Impact of a standardized protocol for the Management of Prolonged Neonatal Jaundice in a regional setting: an interventional quasi-experimental study

BMC Pediatr. 2019 May 29;19(1):174. doi: 10.1186/s12887-019-1550-3.


Background: Prolonged neonatal jaundice (PNNJ) is often caused by breast milk jaundice, but it could also point to other serious conditions (biliary atresia, congenital hypothyroidism). When babies with PNNJ receive a routine set of laboratory investigations to detect serious but uncommon conditions, there is always a tendency to over-investigate a large number of well, breastfed babies. A local unpublished survey in Perak state of Malaysia revealed that the diagnostic criteria and initial management of PNNJ were not standardized. This study aims to evaluate and improve the current management of PNNJ in the administrative region of Perak.
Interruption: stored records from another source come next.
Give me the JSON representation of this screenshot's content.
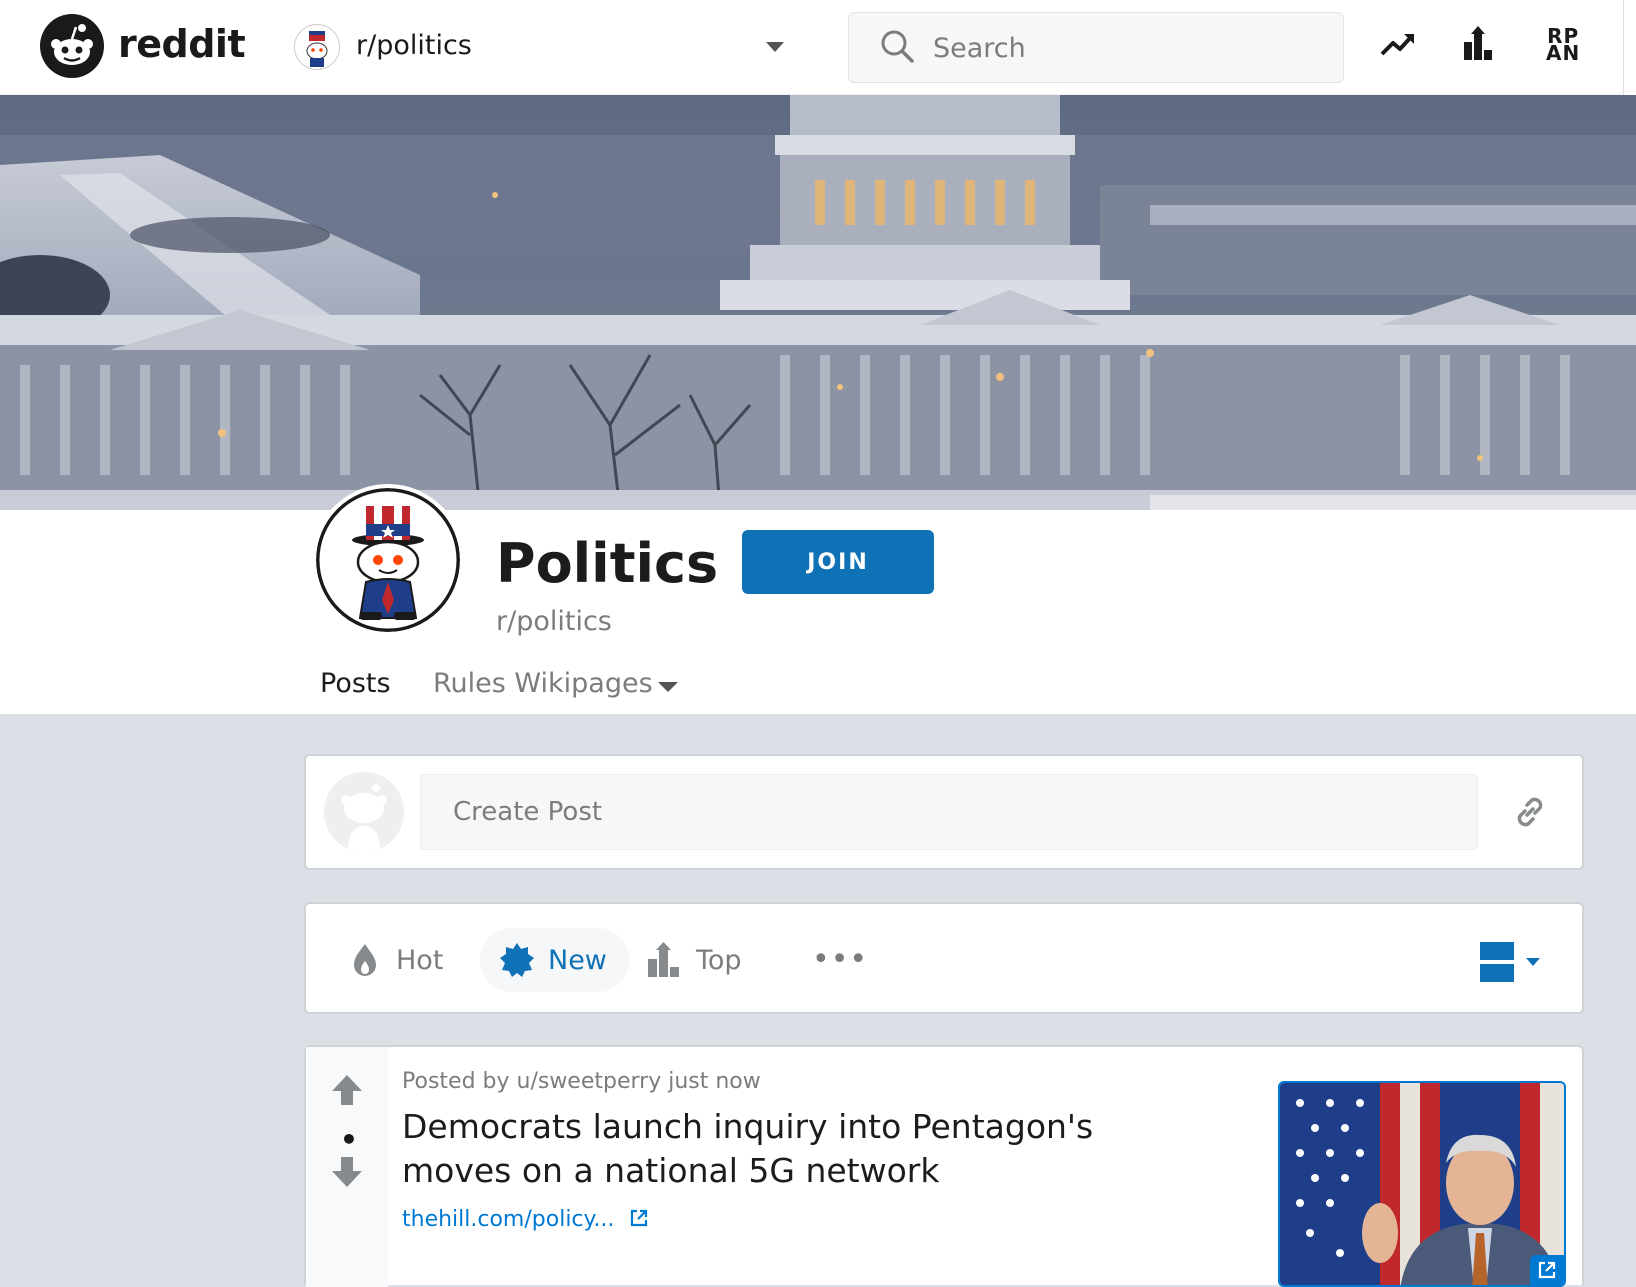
{
  "header": {
    "brand": "reddit",
    "subreddit_switcher": "r/politics",
    "search_placeholder": "Search",
    "rpan_label": "RP\nAN"
  },
  "subreddit": {
    "title": "Politics",
    "name": "r/politics",
    "join_label": "JOIN",
    "tabs": [
      {
        "label": "Posts",
        "active": true
      },
      {
        "label": "Rules Wikipages",
        "active": false
      }
    ]
  },
  "create_post": {
    "placeholder": "Create Post"
  },
  "sort": {
    "options": [
      {
        "label": "Hot",
        "icon": "flame-icon",
        "active": false
      },
      {
        "label": "New",
        "icon": "new-badge-icon",
        "active": true
      },
      {
        "label": "Top",
        "icon": "top-bars-icon",
        "active": false
      }
    ],
    "more_label": "•••"
  },
  "post": {
    "meta": "Posted by u/sweetperry just now",
    "title": "Democrats launch inquiry into Pentagon's moves on a national 5G network",
    "link_text": "thehill.com/policy...",
    "vote_score": "•"
  },
  "colors": {
    "accent": "#0f72b7",
    "link": "#0079d3",
    "page_bg": "#dae0e6"
  }
}
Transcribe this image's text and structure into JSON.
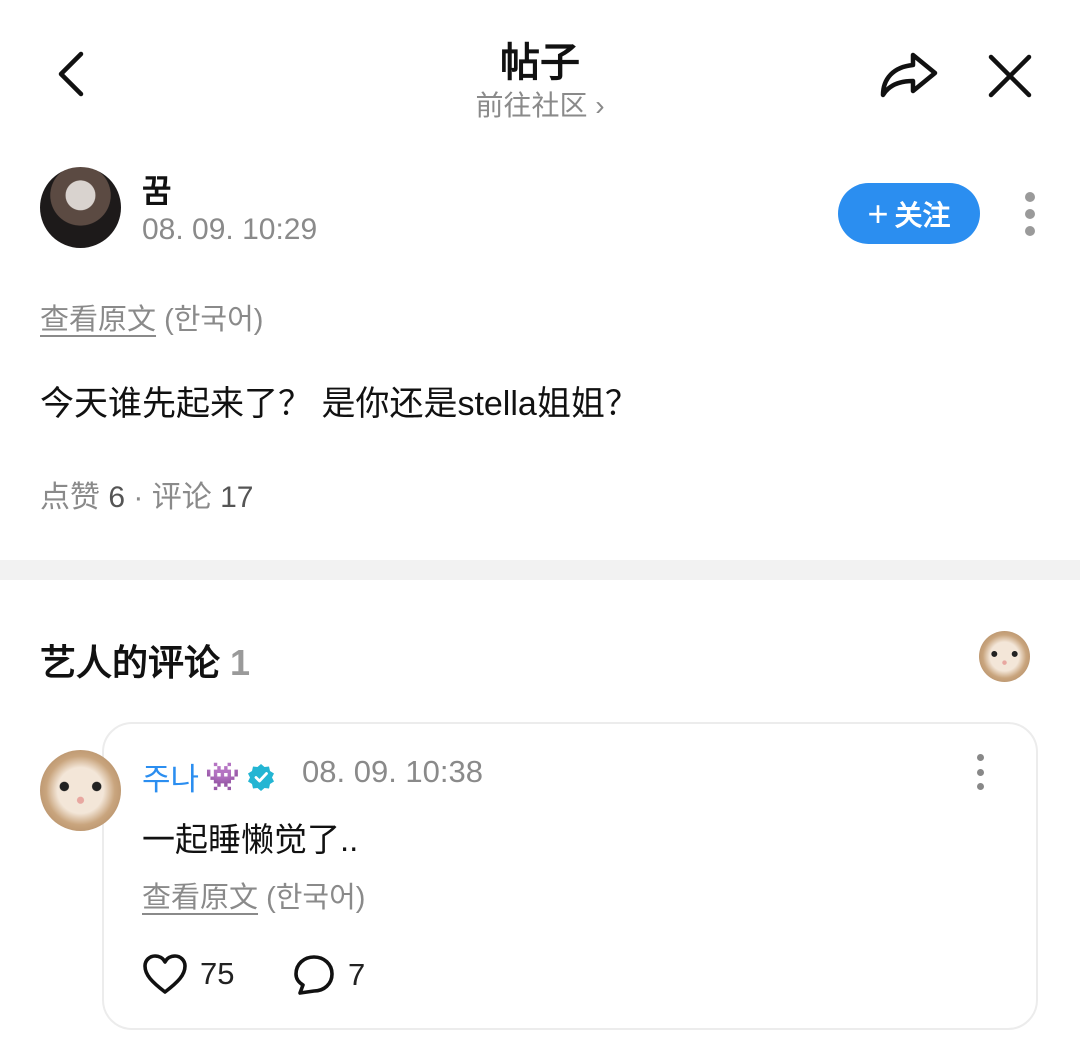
{
  "header": {
    "title": "帖子",
    "subtitle": "前往社区",
    "subtitle_chevron": "›"
  },
  "icons": {
    "back": "chevron-left-icon",
    "share": "share-arrow-icon",
    "close": "close-icon",
    "more": "more-vertical-icon",
    "verified": "verified-badge-icon",
    "like": "heart-icon",
    "comment": "comment-bubble-icon"
  },
  "colors": {
    "accent": "#2b8ef0",
    "muted_text": "#8a8a8a",
    "divider": "#f2f2f2"
  },
  "post": {
    "author": "꿈",
    "time": "08. 09. 10:29",
    "follow_label": "关注",
    "follow_plus": "+",
    "translate_link": "查看原文",
    "translate_lang": "(한국어)",
    "body": "今天谁先起来了？ 是你还是stella姐姐？",
    "likes_label": "点赞",
    "likes_count": "6",
    "separator": "·",
    "comments_label": "评论",
    "comments_count": "17"
  },
  "artist_comments": {
    "title": "艺人的评论",
    "count": "1"
  },
  "comment": {
    "author": "주나",
    "author_emoji": "👾",
    "time": "08. 09. 10:38",
    "body": "一起睡懒觉了..",
    "translate_link": "查看原文",
    "translate_lang": "(한국어)",
    "like_count": "75",
    "reply_count": "7"
  }
}
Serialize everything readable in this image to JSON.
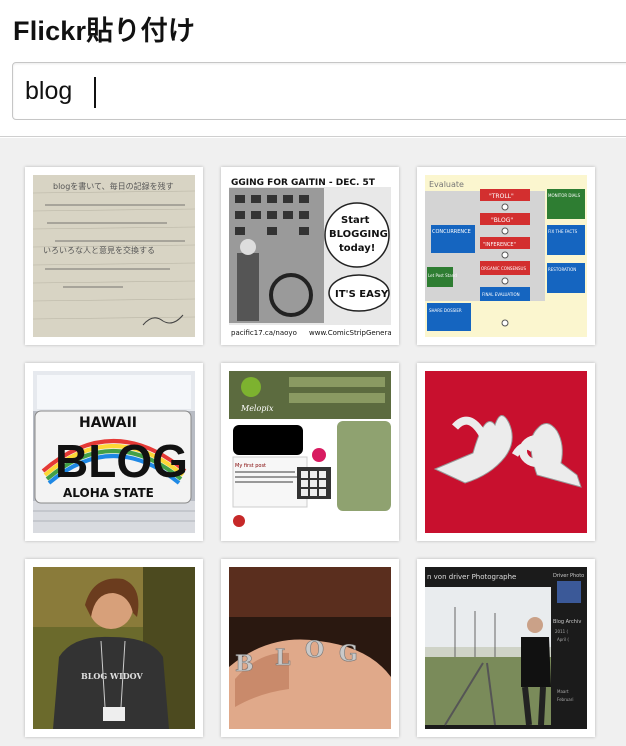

Methods: A 3-phase quasi-experimental community study was conducted from April 2012 to June 2013. Phase l was a cross-sectional study to review the current practice of PNNJ management. Phase ll was an interventional phase involving the implementation of a new protocol. Phase lll was a 6 months post-interventional audit. A registry of PNNJ was implemented to record the incidence rate. A self-reporting surveillance system was put in place to receive any reports of biliary atresia, urinary tract infection, or congenital hypothyroidism cases.

Results: In Phase I, 12 hospitals responded, and 199 case notes were reviewed. In Phase II, a new protocol was developed and implemented in all government health facilities in Perak. In Phase III, the 6-month post-intervention audit showed that there were significant improvements when comparing mean scores of pre- and post-intervention: history taking scores (p < 0.001), family history details (p < 0.05), physical examination documentation (p < 0.001), and total investigations done per patient (from 9.01 to 5.81, p < 0.001). The total number of patient visits reduced from 2.46 to 2.2 per patient. The incidence of PNNJ was found to be high (incidence rate of 158 per 1000 live births).

Conclusions: The new protocol standardized and improved the quality of care with better clinical assessment and a reduction in unnecessary laboratory investigations.

Trial registration: Research registration number: NMRR-12-105-11288 .

Publication types

  • Multicenter Study
  • Research Support, Non-U.S. Gov't

MeSH terms

  • Algorithms
  • Biliary Atresia / complications
  • Biliary Atresia / diagnosis
  • Clinical Audit*
  • Clinical Protocols / standards*
  • Cross-Sectional Studies
  • Disease Management*
  • Family Health
  • Humans
  • Infant, Newborn
  • Jaundice, Neonatal* / diagnosis
  • Jaundice, Neonatal* / etiology
  • Jaundice, Neonatal* / therapy
  • Malaysia
  • Medical History Taking
  • Medical Records
  • Neonatal Screening / standards
  • Physical Examination
  • Practice Guidelines as Topic
  • Quality Improvement*
  • Referral and Consultation / standards
  • Registries / statistics & numerical data